- 5-18 – Much of the reason Christ was able to initiate and offer us salvation is because he lowered himself to our level and made himself like us. He suffered through similar difficulties and experienced similar challenges.
- 1-14 – David’s relationship with God was so personal. This is clear from the way he speaks about God’s care for humanity. God is compassionate, caring, and forgiving – these are all worth mentioning.
- The glaze is used to make a simple pot look fancier and more appealing. Like this, speech pretending to have love also attempts to cover up the evil in one’s heart.
In Genesis, Esau loses his birthright after saying, “I’m so hungry I’m about to die!” He most likely was not about the die of hunger. When we’re cold we say, “I’m freezing!” and when hot, “I’m burning up!” We tend to over exaggerate our suffering. Though today’s psalmist sounds pretty dramatic, we have to remember that suffering is real and elicits great emotion in us.
- 1-27 – The author laments over the pain and sorrow of the exile and destruction of the Israelites and their land. But then the author offers hope. God’s faithfulness does renew continually.
- 37-42 – The author recognizes that his people have sinned and are at fault and ultimately need to accept what they’re given.
- 43-54 – The Israelites were shamed because it seemed that their God couldn’t take care of them or had forgotten them. They were both overtaken and humiliated.
- 55-66 – The author clearly still has hope that God will restore his people.
- 3-4 – What a lovely description of Christ!
- 8-12 – Christ cannot be placed on the same level as the angels. He is, instead, set apart and above the angels.

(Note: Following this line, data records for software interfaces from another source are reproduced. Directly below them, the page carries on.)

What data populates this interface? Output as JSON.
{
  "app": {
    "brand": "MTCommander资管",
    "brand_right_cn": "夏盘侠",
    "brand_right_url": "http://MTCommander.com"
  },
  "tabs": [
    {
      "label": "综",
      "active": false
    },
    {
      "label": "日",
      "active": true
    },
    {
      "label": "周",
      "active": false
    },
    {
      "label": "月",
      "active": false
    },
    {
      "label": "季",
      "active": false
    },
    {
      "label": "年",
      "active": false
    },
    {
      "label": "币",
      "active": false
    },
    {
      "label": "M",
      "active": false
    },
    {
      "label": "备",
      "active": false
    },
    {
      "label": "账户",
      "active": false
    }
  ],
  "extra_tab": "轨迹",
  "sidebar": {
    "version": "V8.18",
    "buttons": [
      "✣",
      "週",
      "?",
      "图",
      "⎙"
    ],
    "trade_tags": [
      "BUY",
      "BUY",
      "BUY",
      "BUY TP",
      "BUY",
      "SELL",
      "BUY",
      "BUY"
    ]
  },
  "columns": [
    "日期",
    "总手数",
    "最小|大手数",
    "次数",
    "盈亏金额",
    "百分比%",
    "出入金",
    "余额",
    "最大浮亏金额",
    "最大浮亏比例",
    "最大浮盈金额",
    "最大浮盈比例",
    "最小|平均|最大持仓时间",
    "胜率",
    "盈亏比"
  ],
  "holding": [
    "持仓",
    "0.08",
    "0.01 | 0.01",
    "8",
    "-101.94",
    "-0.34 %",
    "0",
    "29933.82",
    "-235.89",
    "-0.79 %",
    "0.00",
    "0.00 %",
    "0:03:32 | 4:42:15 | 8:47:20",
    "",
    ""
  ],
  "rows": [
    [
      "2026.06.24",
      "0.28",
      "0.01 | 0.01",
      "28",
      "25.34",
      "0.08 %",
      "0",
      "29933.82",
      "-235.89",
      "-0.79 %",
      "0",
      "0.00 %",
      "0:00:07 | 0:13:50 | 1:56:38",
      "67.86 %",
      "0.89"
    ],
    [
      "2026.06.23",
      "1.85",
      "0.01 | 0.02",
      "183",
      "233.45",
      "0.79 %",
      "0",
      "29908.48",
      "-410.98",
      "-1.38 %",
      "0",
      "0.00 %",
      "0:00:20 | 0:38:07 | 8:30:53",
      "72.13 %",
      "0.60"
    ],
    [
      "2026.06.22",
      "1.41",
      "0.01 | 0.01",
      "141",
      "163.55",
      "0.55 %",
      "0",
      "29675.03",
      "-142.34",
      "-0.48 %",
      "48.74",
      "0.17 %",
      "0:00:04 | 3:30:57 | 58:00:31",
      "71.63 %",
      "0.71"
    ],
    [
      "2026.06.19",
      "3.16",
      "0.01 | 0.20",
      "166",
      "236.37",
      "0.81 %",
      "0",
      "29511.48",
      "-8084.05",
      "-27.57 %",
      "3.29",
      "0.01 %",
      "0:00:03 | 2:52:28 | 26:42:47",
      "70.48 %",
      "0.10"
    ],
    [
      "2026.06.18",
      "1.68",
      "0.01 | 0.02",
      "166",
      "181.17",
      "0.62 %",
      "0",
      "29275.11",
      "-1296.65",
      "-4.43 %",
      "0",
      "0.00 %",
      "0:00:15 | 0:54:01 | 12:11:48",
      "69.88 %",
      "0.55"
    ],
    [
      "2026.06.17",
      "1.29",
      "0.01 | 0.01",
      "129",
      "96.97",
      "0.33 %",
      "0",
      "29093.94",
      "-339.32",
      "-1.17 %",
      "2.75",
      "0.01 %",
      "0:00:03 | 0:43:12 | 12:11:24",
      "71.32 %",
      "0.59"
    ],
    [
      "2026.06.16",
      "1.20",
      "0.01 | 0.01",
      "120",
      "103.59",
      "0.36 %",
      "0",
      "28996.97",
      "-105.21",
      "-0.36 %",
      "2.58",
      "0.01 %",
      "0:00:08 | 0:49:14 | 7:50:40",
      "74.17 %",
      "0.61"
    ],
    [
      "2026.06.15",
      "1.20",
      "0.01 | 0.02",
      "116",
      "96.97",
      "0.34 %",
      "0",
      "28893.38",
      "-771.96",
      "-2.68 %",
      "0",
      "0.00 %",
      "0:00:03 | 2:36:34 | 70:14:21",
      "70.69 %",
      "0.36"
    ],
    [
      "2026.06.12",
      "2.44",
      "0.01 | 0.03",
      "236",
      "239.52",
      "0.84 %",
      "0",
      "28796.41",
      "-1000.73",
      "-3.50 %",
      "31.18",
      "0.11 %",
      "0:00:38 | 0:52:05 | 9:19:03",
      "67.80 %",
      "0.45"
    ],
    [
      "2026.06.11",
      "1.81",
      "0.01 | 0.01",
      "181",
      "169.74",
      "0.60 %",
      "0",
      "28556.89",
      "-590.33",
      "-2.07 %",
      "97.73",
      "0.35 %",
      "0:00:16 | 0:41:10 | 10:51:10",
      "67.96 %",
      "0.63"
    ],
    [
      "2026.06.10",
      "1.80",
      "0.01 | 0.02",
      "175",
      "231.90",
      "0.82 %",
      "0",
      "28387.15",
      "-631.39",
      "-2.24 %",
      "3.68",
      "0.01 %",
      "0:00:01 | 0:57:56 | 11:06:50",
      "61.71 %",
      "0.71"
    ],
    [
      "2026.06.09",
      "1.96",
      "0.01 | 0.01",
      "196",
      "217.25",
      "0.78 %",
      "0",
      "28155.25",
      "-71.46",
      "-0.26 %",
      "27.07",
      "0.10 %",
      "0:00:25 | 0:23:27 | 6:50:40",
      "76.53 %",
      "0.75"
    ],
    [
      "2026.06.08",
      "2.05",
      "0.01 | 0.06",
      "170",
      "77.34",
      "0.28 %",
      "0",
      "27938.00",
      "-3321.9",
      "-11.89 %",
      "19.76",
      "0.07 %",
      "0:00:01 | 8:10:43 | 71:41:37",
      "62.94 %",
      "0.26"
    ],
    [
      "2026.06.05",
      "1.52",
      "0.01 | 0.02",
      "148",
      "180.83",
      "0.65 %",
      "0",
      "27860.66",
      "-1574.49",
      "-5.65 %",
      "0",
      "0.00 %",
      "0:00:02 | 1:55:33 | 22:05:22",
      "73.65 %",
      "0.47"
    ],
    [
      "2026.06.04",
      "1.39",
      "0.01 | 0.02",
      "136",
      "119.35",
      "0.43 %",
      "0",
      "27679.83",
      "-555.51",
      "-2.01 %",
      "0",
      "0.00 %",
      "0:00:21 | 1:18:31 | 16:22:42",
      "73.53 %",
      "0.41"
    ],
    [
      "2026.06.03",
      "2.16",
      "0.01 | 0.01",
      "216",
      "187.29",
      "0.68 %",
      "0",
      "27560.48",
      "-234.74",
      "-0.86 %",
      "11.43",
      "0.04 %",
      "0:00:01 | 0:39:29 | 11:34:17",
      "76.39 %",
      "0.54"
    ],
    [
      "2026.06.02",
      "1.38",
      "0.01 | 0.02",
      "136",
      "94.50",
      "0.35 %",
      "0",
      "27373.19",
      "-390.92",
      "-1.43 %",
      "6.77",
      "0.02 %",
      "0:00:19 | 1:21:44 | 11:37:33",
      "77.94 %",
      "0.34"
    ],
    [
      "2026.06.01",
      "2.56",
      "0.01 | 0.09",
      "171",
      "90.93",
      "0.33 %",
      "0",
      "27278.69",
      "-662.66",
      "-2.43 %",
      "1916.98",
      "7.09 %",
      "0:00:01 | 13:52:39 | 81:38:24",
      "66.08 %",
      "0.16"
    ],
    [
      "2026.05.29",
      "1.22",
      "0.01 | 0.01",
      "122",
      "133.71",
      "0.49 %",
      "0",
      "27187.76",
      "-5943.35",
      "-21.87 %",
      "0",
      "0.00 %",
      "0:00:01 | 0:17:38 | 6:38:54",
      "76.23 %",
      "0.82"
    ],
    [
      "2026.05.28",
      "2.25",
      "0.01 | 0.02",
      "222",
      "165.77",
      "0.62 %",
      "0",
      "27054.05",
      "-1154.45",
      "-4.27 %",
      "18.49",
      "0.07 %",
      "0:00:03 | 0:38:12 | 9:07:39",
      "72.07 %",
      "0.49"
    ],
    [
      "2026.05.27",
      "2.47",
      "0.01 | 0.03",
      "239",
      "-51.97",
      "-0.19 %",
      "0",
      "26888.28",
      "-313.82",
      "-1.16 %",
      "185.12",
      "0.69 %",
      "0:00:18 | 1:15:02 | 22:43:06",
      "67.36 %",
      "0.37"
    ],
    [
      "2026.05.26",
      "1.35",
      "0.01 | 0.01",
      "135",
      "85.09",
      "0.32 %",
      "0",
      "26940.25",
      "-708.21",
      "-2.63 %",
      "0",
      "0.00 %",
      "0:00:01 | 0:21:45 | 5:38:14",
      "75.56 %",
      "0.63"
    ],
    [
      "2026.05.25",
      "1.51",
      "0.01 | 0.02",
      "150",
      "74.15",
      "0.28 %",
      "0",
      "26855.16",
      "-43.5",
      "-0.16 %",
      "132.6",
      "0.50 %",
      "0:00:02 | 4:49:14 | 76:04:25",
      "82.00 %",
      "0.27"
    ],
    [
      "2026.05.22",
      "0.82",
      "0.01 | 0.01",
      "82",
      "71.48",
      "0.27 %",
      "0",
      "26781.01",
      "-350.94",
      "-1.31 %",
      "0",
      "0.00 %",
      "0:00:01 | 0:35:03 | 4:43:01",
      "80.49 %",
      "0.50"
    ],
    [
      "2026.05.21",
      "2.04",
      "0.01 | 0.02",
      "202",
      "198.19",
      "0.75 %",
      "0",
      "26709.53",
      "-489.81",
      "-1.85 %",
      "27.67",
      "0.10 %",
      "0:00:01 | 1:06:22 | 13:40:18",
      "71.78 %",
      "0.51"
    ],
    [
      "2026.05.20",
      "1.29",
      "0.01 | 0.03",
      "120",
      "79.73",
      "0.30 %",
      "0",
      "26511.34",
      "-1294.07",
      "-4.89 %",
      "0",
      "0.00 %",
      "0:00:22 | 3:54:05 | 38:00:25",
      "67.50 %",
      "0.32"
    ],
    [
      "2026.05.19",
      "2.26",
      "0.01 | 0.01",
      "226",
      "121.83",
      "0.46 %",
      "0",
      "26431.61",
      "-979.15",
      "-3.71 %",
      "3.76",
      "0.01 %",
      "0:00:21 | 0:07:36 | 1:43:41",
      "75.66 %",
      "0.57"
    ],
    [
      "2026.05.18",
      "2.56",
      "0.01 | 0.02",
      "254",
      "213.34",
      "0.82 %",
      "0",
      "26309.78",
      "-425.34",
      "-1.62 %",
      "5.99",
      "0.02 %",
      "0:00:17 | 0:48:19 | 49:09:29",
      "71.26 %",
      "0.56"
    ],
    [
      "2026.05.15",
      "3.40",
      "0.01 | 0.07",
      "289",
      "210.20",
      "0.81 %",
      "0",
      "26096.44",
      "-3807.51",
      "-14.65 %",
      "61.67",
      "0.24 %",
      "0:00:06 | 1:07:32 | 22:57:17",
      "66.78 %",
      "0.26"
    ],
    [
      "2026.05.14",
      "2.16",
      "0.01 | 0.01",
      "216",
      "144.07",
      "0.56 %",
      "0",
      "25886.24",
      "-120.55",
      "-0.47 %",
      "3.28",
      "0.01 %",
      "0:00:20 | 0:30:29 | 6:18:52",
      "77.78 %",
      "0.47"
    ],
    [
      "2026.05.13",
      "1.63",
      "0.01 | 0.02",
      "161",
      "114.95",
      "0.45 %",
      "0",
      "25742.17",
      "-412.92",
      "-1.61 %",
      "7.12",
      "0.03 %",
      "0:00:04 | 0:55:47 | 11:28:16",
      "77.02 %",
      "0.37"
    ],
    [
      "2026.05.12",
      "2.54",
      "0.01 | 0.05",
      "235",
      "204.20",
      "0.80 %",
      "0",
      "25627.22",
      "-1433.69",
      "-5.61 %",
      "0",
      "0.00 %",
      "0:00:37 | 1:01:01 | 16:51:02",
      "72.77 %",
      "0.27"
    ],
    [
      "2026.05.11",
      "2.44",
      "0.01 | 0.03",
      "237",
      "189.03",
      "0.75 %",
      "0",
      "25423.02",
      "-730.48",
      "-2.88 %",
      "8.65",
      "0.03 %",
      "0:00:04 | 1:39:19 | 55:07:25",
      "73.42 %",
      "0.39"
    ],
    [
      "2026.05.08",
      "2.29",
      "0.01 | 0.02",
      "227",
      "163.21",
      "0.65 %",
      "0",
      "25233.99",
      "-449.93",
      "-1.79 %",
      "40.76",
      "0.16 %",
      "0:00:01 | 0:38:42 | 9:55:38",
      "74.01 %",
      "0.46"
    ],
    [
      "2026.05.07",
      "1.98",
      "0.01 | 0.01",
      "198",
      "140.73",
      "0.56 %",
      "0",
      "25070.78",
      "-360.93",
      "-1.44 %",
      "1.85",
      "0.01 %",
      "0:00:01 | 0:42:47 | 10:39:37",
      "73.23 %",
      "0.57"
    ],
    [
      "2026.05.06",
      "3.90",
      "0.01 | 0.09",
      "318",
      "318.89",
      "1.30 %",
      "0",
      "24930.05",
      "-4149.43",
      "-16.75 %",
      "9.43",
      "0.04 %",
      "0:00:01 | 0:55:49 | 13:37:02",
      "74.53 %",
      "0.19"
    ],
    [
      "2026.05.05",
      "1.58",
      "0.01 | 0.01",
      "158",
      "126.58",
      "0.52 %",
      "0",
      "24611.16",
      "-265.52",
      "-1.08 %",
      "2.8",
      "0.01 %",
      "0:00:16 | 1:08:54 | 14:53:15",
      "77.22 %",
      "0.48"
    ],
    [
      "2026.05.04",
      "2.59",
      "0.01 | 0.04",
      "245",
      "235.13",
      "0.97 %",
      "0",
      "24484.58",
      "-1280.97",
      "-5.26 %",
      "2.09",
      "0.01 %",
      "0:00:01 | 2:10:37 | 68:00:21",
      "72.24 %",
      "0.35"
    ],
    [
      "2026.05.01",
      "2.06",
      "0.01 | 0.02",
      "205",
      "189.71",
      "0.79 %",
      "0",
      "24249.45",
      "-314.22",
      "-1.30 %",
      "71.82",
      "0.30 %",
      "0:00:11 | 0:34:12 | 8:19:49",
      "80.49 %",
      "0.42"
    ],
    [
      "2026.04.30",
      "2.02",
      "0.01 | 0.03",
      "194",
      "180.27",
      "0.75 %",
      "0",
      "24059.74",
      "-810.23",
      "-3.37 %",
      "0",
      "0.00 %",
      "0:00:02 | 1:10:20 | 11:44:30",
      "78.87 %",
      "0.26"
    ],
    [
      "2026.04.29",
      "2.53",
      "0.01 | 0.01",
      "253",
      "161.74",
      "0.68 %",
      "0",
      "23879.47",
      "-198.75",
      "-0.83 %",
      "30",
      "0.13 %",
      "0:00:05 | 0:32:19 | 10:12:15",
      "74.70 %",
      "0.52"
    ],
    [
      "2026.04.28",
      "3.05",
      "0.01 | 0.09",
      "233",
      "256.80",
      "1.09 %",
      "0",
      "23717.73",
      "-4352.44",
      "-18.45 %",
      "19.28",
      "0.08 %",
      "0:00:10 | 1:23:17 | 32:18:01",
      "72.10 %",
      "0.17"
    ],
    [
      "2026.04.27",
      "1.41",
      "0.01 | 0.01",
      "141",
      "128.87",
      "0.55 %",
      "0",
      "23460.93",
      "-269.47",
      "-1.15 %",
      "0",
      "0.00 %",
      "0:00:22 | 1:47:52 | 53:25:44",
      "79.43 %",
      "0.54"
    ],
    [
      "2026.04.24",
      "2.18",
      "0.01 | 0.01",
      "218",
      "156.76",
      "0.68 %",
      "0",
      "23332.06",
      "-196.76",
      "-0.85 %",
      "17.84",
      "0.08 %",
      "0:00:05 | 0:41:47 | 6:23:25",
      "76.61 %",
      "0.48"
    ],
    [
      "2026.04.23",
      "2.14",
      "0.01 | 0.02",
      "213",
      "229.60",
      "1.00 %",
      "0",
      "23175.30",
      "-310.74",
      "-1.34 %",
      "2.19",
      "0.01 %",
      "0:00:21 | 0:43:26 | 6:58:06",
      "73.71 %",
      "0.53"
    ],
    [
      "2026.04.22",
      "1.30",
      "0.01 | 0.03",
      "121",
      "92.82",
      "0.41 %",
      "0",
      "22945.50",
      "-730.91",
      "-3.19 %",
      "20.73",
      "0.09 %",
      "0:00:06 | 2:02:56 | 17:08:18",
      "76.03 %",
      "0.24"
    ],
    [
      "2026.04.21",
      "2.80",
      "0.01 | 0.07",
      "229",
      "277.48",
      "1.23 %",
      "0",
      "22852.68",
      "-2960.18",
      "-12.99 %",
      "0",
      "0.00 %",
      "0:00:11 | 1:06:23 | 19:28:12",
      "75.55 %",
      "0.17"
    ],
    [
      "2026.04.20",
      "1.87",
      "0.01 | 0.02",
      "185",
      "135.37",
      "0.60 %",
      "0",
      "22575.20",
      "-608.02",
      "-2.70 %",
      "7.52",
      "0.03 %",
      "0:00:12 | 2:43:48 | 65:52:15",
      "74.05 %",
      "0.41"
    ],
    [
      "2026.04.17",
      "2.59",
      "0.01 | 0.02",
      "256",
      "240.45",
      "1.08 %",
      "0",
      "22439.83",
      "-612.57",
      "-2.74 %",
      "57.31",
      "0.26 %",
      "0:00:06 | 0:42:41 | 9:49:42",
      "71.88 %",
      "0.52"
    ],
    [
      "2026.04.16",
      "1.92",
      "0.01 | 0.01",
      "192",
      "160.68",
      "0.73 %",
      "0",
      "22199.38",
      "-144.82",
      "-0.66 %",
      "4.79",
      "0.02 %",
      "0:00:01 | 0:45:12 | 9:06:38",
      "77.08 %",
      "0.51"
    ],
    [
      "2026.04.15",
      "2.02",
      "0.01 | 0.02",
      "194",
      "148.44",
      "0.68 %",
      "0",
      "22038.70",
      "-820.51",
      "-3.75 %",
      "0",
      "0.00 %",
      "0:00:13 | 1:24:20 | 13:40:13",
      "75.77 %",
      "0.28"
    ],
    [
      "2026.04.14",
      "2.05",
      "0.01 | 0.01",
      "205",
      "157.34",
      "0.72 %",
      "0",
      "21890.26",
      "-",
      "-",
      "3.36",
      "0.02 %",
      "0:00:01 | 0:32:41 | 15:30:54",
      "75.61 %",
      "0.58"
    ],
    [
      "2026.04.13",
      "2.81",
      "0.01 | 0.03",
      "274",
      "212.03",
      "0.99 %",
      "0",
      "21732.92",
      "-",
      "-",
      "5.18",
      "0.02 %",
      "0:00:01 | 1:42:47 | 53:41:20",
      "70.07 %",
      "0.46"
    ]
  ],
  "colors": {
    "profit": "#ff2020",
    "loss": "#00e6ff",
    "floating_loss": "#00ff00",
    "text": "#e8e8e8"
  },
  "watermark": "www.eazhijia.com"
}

- 1-11 – Though the psalmist’s words seem somewhat dramatic, our sufferings tend to illicit those kinds of thoughts. It is hard to see outside of difficulty and suffering and keep things in perspective.
- 21 – Hothead men tend to ignite controversy everywhere they go.
It’s ok to feel sorrow. It’s ok to ask questions. It’s ok to wonder where God is when you suffer. Lamentations proves it.
Having a rough day? You’re in good company. Lamentations is a book recounting the sorrow and difficulty the Israelites felt due to the exile. They felt rejected, lost, and abandoned. Some of us have felt that way before. Note that there is hope in Lamentations. One of the greatest hymns of all times, “Great is Thy Faithfulness” comes directly from Lamentations. No matter what, there is hope.
- Lamentations is believed to have been written by Jeremiah. He is known as the “weeping prophet”. This is written as a response to being exiled and being rejected by God.
- 1-22 – Here the prophet is lamenting or crying out in sorrow at the fate of Israel and Judah as they are exiled and rejected.
- 1-19 – This chapter focuses on the contrast between where the relationship between God and the Israelites was and where it is during the exile. Special aspects of their relationship such as the temple and being set apart are highlighted.
- This letter is from Paul to Philemon and Apphia. It is only one chapter long.
- 8-16 – Paul is writing to Philemon on behalf of Onesimus who, while Paul was imprisoned, formed a special relationship with Paul. Onesimus had been a servant but was now to become a fellow laborer for Christ with Philemon.
- David commits to living faithfully and commits to not tolerating anyone who doesn’t.
- We are all capable of adding fuel to the fire when we gossip and keep angry words flowing. If we choose to stop our words, we can squash arguments.
Only 8 weeks to go to complete our Year of the Bible! Pretty incredible, eh?
This week, we have a bit of a cornucopia of readings. We’ll spend time in Philemon, Hebrews, Lamentations, and Ezekiel, as well as the usual suspects Proverbs and Psalms.
Something you might want to note this week is the connection and resolution between the Old and New Testaments. Both Lamentations and the prophet Ezekiel are longing for redemption and connection with God. They’re experiencing destruction and separation due to sin. But then we read Hebrews, and other portions of the New Testament and we see that the redemption those in the Old Testament longed for has been realized through Jesus.
Sometimes it is hard to read the prophets and other portions of the Old Testament because the people are being punished and are crying out. But the blessing of reading both the Old and New Testaments at the same time is we immediately get to see God’s answer. We have Christ.